The time passed quickly, and each morning I woke up so content to know that after nine months of FaceTime, I could finally walk into the next room and see Mom in person. We all drove back to Minnesota together and there we were able to enjoy the planet’s most spectacular holiday:The Fourth of July! Family tradition allows us to celebrate this holiday in the tiny lakeside neighborhood where Grandma’s childhood cabin is located and where now, her brother and his wife call home. Each year family members try their best to make it to the same place on Lake Minnetonka, and this year was one of the most successful of all years past. Neighborhood members bring the community together with a multitude of games from back in the day. Generations join forces to embark in a themed parade, play games of egg toss, and race around the large wooded park heel-toe-heel-toe. There are even games organized specifically for women to let out pent aggression: ‘kick the shoe’ (exactly as it sounds: women get to kick a shoe as far as it will go) and ’hit the dummy’ (an underhand throw allows ladies to toss a wooden bowling pin and try to hit a life-size stuffed doll right in the pants.) For all those times she wishes she could’ve.

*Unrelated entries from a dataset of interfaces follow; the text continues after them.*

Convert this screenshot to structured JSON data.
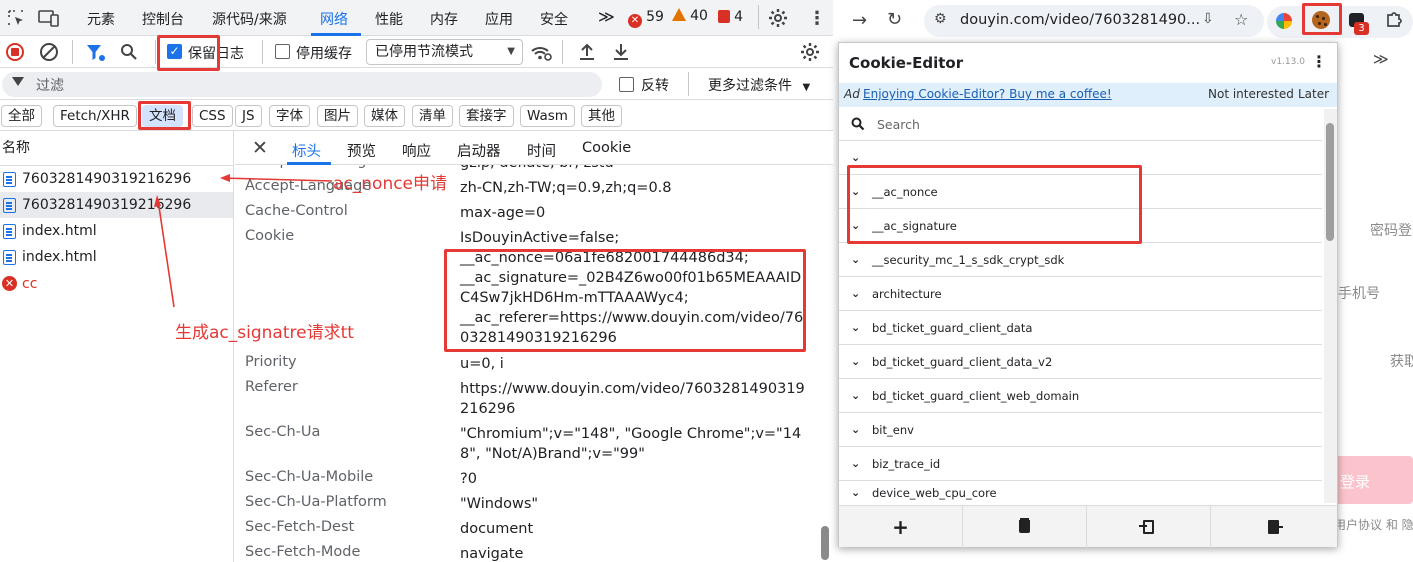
{
  "devtools": {
    "tabs": [
      "元素",
      "控制台",
      "源代码/来源",
      "网络",
      "性能",
      "内存",
      "应用",
      "安全"
    ],
    "active_tab": "网络",
    "more_tabs": "≫",
    "errors_count": "59",
    "warnings_count": "40",
    "issues_count": "4",
    "toolbar": {
      "preserve_log_label": "保留日志",
      "preserve_log_checked": true,
      "disable_cache_label": "停用缓存",
      "throttle_value": "已停用节流模式"
    },
    "filter": {
      "placeholder": "过滤",
      "invert_label": "反转",
      "more_filters_label": "更多过滤条件"
    },
    "type_filters": [
      "全部",
      "Fetch/XHR",
      "文档",
      "CSS",
      "JS",
      "字体",
      "图片",
      "媒体",
      "清单",
      "套接字",
      "Wasm",
      "其他"
    ],
    "active_type": "文档",
    "list_header": "名称",
    "requests": [
      {
        "name": "7603281490319216296",
        "type": "doc"
      },
      {
        "name": "7603281490319216296",
        "type": "doc"
      },
      {
        "name": "index.html",
        "type": "doc"
      },
      {
        "name": "index.html",
        "type": "doc"
      },
      {
        "name": "cc",
        "type": "error"
      }
    ],
    "detail_tabs": [
      "标头",
      "预览",
      "响应",
      "启动器",
      "时间",
      "Cookie"
    ],
    "active_detail_tab": "标头",
    "headers": [
      {
        "name": "Accept-Encoding",
        "value": "gzip, deflate, br, zstd"
      },
      {
        "name": "Accept-Language",
        "value": "zh-CN,zh-TW;q=0.9,zh;q=0.8"
      },
      {
        "name": "Cache-Control",
        "value": "max-age=0"
      },
      {
        "name": "Cookie",
        "value": "IsDouyinActive=false;"
      },
      {
        "name": "",
        "value": "__ac_nonce=06a1fe682001744486d34;"
      },
      {
        "name": "",
        "value": "__ac_signature=_02B4Z6wo00f01b65MEAAAIDC4Sw7jkHD6Hm-mTTAAAWyc4;"
      },
      {
        "name": "",
        "value": "__ac_referer=https://www.douyin.com/video/7603281490319216296"
      },
      {
        "name": "Priority",
        "value": "u=0, i"
      },
      {
        "name": "Referer",
        "value": "https://www.douyin.com/video/7603281490319216296"
      },
      {
        "name": "Sec-Ch-Ua",
        "value": "\"Chromium\";v=\"148\", \"Google Chrome\";v=\"148\", \"Not/A)Brand\";v=\"99\""
      },
      {
        "name": "Sec-Ch-Ua-Mobile",
        "value": "?0"
      },
      {
        "name": "Sec-Ch-Ua-Platform",
        "value": "\"Windows\""
      },
      {
        "name": "Sec-Fetch-Dest",
        "value": "document"
      },
      {
        "name": "Sec-Fetch-Mode",
        "value": "navigate"
      }
    ]
  },
  "annotations": {
    "nonce_note": "ac_nonce申请",
    "signature_note": "生成ac_signatre请求tt"
  },
  "browser": {
    "url": "douyin.com/video/7603281490...",
    "extension_badge": "3",
    "page_texts": {
      "password_login": "密码登",
      "phone": "手机号",
      "get": "获取",
      "login": "登录",
      "agreement": "用户协议 和 隐"
    }
  },
  "cookie_editor": {
    "title": "Cookie-Editor",
    "version": "v1.13.0",
    "ad_tag": "Ad",
    "ad_text": "Enjoying Cookie-Editor? Buy me a coffee!",
    "not_interested": "Not interested",
    "later": "Later",
    "search_placeholder": "Search",
    "cookies": [
      "",
      "__ac_nonce",
      "__ac_signature",
      "__security_mc_1_s_sdk_crypt_sdk",
      "architecture",
      "bd_ticket_guard_client_data",
      "bd_ticket_guard_client_data_v2",
      "bd_ticket_guard_client_web_domain",
      "bit_env",
      "biz_trace_id",
      "device_web_cpu_core"
    ],
    "footer_buttons": [
      "add",
      "delete",
      "import",
      "export"
    ]
  },
  "colors": {
    "accent": "#1a73e8",
    "annotation_red": "#e53935"
  }
}
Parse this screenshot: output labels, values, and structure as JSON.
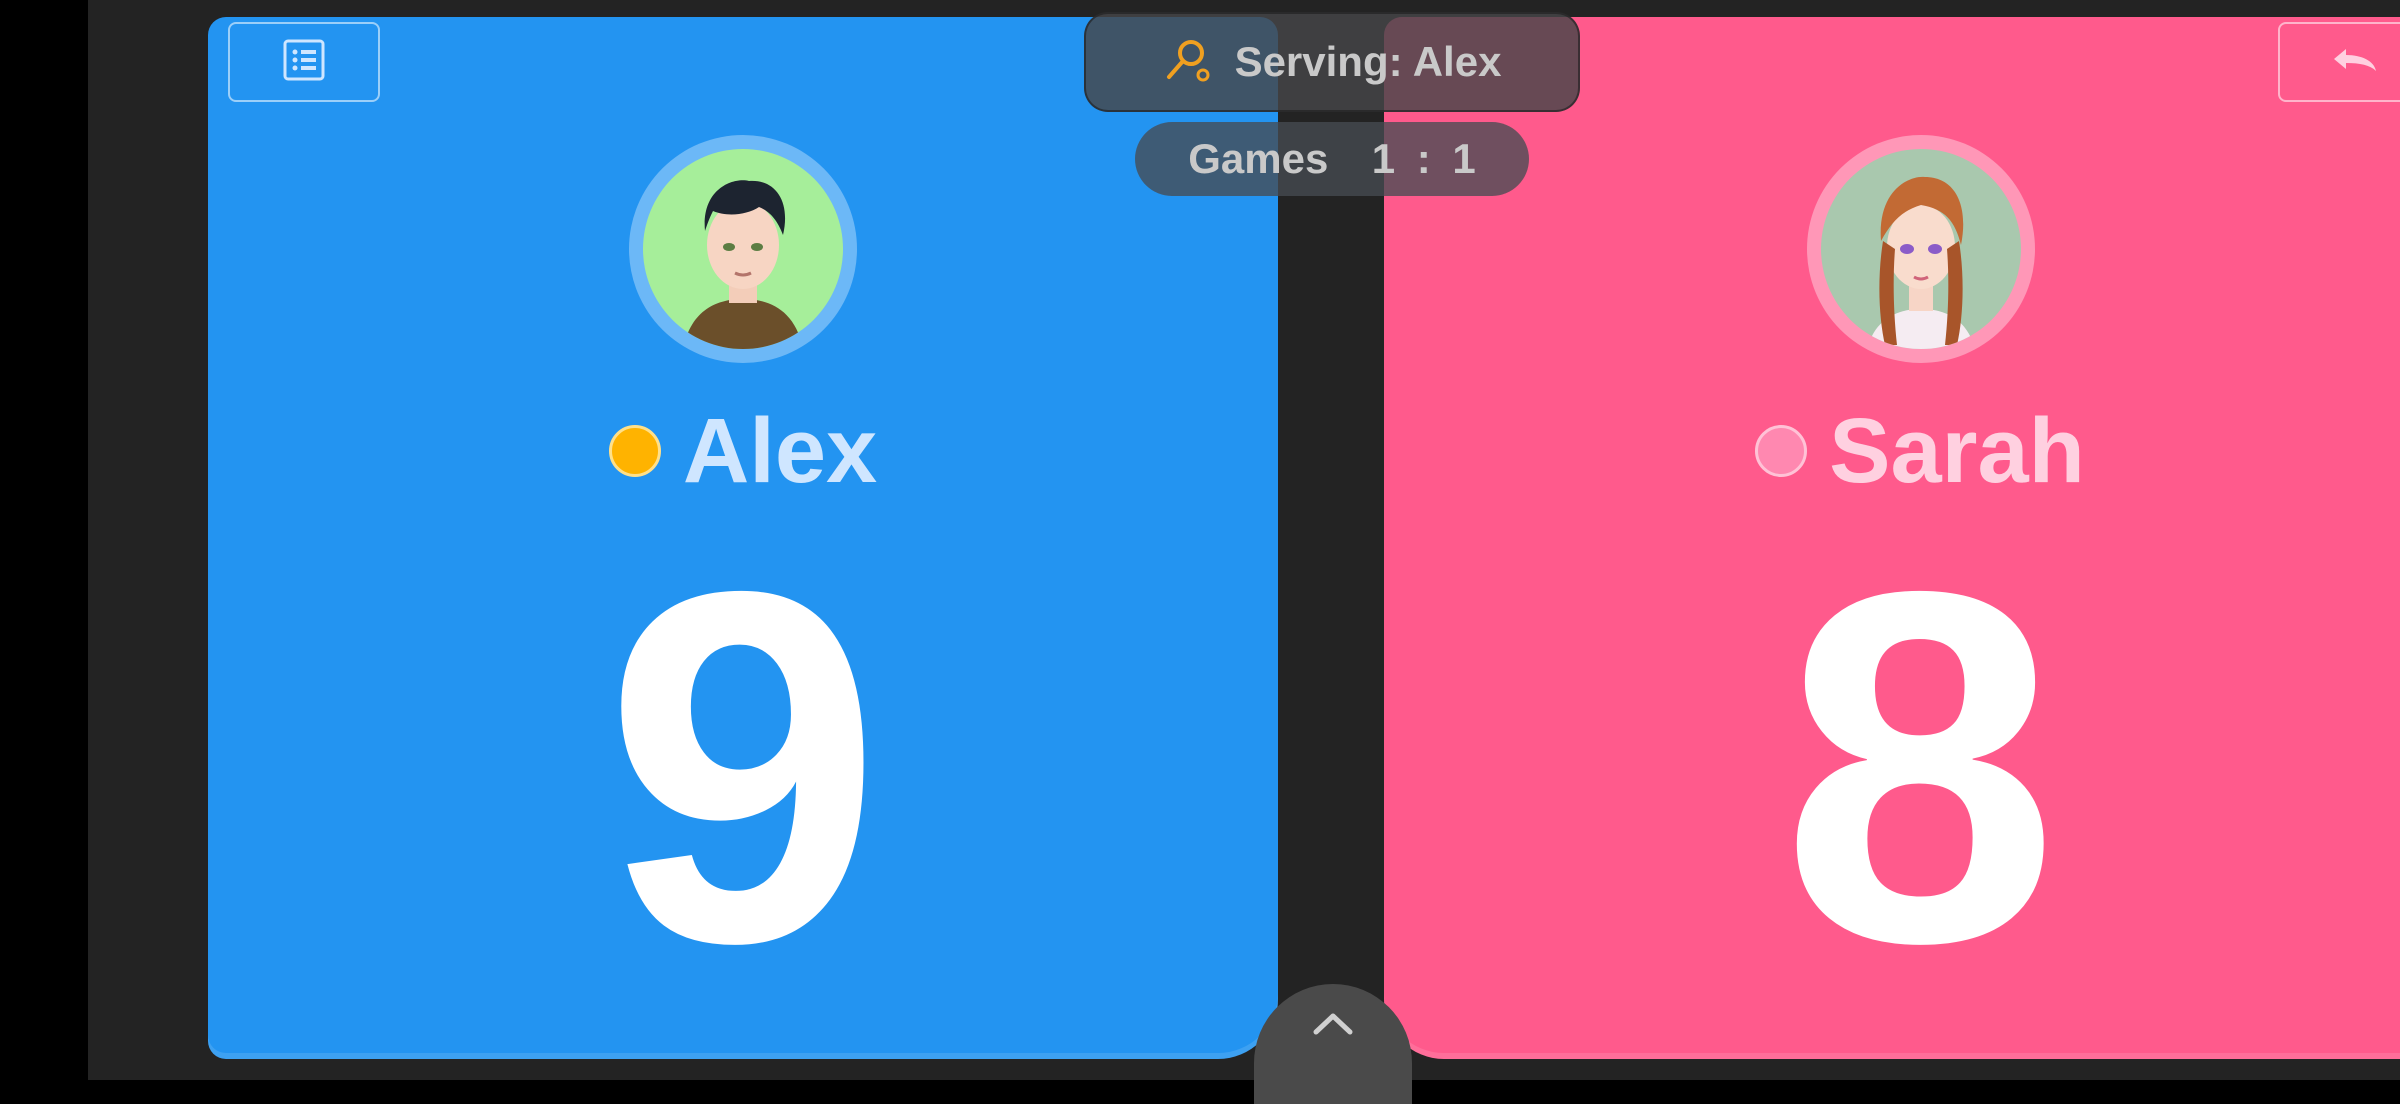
{
  "serving": {
    "label": "Serving: Alex",
    "icon": "racket-icon",
    "icon_color": "#f0a020"
  },
  "games": {
    "label": "Games  1 : 1"
  },
  "players": [
    {
      "name": "Alex",
      "score": "9",
      "color": "#2394f1",
      "serving": true,
      "indicator_color": "#ffb300"
    },
    {
      "name": "Sarah",
      "score": "8",
      "color": "#ff5a8c",
      "serving": false,
      "indicator_color": "#ff88b0"
    }
  ],
  "buttons": {
    "left_icon": "list-icon",
    "right_icon": "undo-icon",
    "bottom_icon": "chevron-up-icon"
  }
}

After a morning of games, all are left hungry and therefore, all are fed. Traditional dinner comes in the form of fried chicken, brownies, potato chips, and fresh watermelon. Full on fine foods, the neighborhood families disperse to wade in the waters, jump on an in-lake floating trampoline, or go for a cruise to see some of Lake Minnetonka’s finest homes (ahem… Palaces). Those who opt to stay on land get to delight in volleyball games where a little family rivalry goes a long way.
Sun worn and suntanned, we ate dinner on the patio to the tune of friendly street side fireworks, then returned to the boat as the sun set. Eighteen of us divided into two boats: a speedboat and a pontoon, and I got to hang out with the cool kids on the pontoon while they tested my scare-ability by lighting fireworks into the lake. Yes, even under water they do ‘pop’ quite loudly! We stayed on the lake and were able to see firework displays from virtually every angle. Upwards of twenty different shows could be seen at varying proximities. When the last of the larger shows was wrapping up, we turned around and made a beeline for home. High winds created rough waters that when lit by faint boat lights, created images reminiscent of The Old Man and the Sea in front of our very own eyes. Once we hit shore, we all gave goodbye hugs. “See you next year” we sang in unison. Traditions are hard to let go, and this is one of the best there is.
A few days later, after a family picnic, a nice dinner out, and a day of packing and planning, I boarded a plane to the country I’d first dreamed of visiting during University days: Espana! Revitalized, rejoiced, rejuvenated… maybe even reinvented… time with family left each bit of me saturated with love and happiness, and a strength to meet all roads which lies ahead.